Still, perhaps nowhere are the implications of this contrasting situation more acute than in the Border region in the south of Scotland. Take Eyemouth Golf Club in Berwickshire. Only nine miles separate the (closed) course from the (open) Magdalene Fields Golf Club, which sits just north of Berwick-upon-Tweed and, more importantly, just inside England. Such a situation clearly brings with it dire financial implications for the affected clubs.
“A lot of clubs in the Borders are struggling,” says Ian Ford, the 1977 British Boys champion and a former captain of Kelso Golf Club, which sits only ten miles from the English border. “I know many people who haven’t paid their annual subscriptions yet. More than 50 at Kelso are in that position. I understand where they are coming from though. They are waiting to see what is going to happen. And they are wondering if they are going to have jobs at the end of all this. But that’s about £20,000 the club has lost, at a time when we have no income at all.”

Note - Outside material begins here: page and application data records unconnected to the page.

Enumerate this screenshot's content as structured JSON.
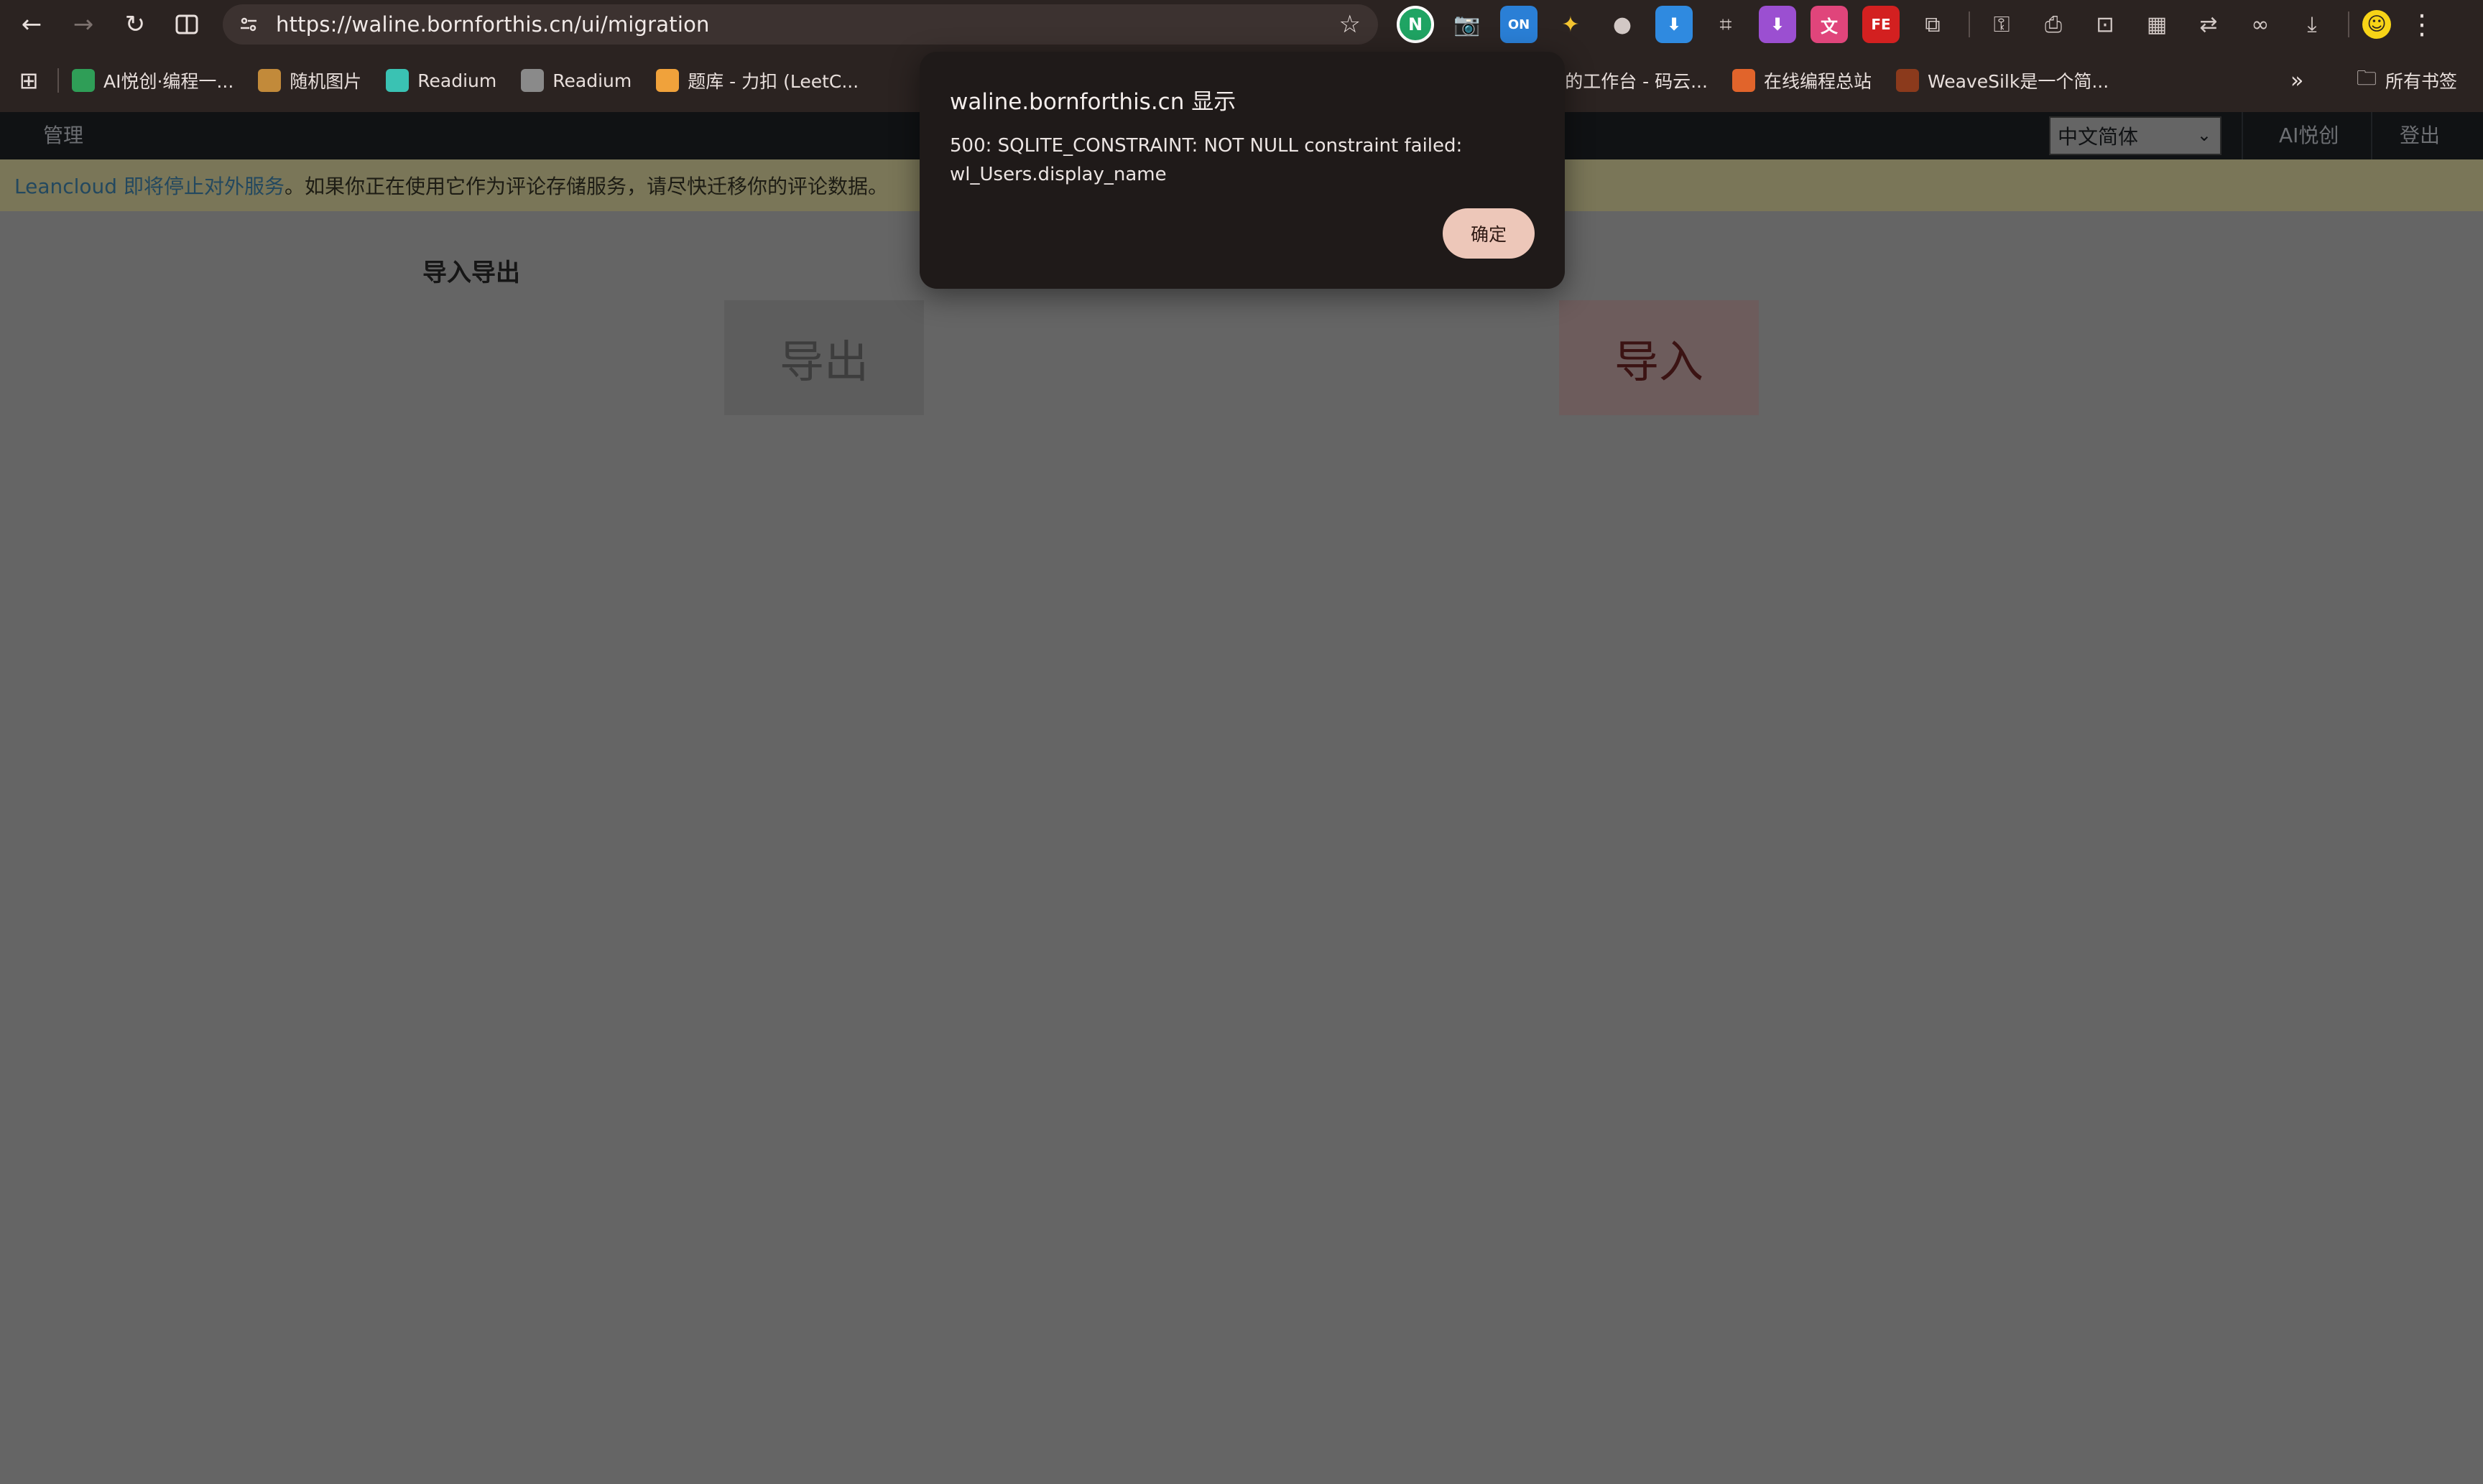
{
  "browser": {
    "url": "https://waline.bornforthis.cn/ui/migration",
    "bookmarks": [
      {
        "label": "AI悦创·编程一...",
        "icon": "bookmark-ai-icon",
        "color": "#2f9e57"
      },
      {
        "label": "随机图片",
        "icon": "bookmark-box-icon",
        "color": "#c28a3a"
      },
      {
        "label": "Readium",
        "icon": "bookmark-readium-icon",
        "color": "#3ac2b3"
      },
      {
        "label": "Readium",
        "icon": "bookmark-globe-icon",
        "color": "#8a8a8a"
      },
      {
        "label": "题库 - 力扣 (LeetC...",
        "icon": "bookmark-leetcode-icon",
        "color": "#f0a23b"
      },
      {
        "label": "我的工作台 - 码云...",
        "icon": "bookmark-gitee-icon",
        "color": "#c71d23"
      },
      {
        "label": "在线编程总站",
        "icon": "bookmark-code-icon",
        "color": "#e1642b"
      },
      {
        "label": "WeaveSilk是一个简...",
        "icon": "bookmark-weavesilk-icon",
        "color": "#8b3a1c"
      }
    ],
    "all_bookmarks": "所有书签"
  },
  "page": {
    "nav_admin": "管理",
    "language": "中文简体",
    "nav_ai": "AI悦创",
    "nav_logout": "登出",
    "notice_link": "Leancloud 即将停止对外服务",
    "notice_text": "。如果你正在使用它作为评论存储服务，请尽快迁移你的评论数据。",
    "section_title": "导入导出",
    "export_label": "导出",
    "import_label": "导入"
  },
  "dialog": {
    "title": "waline.bornforthis.cn 显示",
    "message": "500: SQLITE_CONSTRAINT: NOT NULL constraint failed: wl_Users.display_name",
    "ok_label": "确定"
  }
}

The numbers get much bigger when considering the economic impact on courses where visitors provide the vast majority of annual income. For example, those making the pilgrimage to St. Andrews make up 90 per cent of the on-course traffic and normally bring in around £10m per annum. Most of that occurs in high-season between April and October. So with little prospect of international visitors this year that’s a big financial hole for the Home of Golf to fill.
There are worries too, that, while most players will adhere to the new guidelines, some will flaunt rather than follow. Which is why, in Germany, strict guidelines and penalties are in force.
Players are asked to book times—for twosomes playing nine holes—the day before they want to tee-up, at a minimum. Each caller must speak to a club representative, at which time the rules and penalties are spelt out. Both have to arrive 10 minutes before their time, then leave 10 minutes after they finish playing. If they don’t show up, they will be banned from booking a time for a period of one week. And if they fail to appear a second time, they will be suspended from the club for a month. A third offence means they won’t be playing again until 2021.
There’s more. Should anyone break social distancing rules, the club would incur a fine of €400 for a first offence. A second breach carries with it a fine of €5,000. And if it happens for a third time, the course is closed down for the rest of the year.
Across the Irish Sea from Great Britain, however, there is happier news. Courses in the Republic of Ireland are scheduled to open on a restricted basis on May 18. In the first phase of a five-point plan, members who live within five kilometres of their club will be able to play in three-balls at 14-minute intervals, two-balls over 12-minute intervals, or as individual players every 10 minutes. If that goes well, club competitions will return June 8, with the “inclusion zone” extended to 20 kilometres. Visitors will be allowed to play starting June 29. Restrictions will continue to be relaxed until—should all go well—something akin to “normal” life with all facilities open will resume by Aug. 10.
That all sounds straightforward, but complicating matters— at least in the short term—is that many clubs in the north of Ireland have members residing in Northern Ireland. So, while those living in the Republic more than 5 kilometres from their home clubs will be deprived of the opportunity to play, members living in the U.K.-run part of the Emerald Isle will be free to drive in from farther afield and tee-up.
Hey, no one said any of this was going to be easy or straightforward, no matter where you live.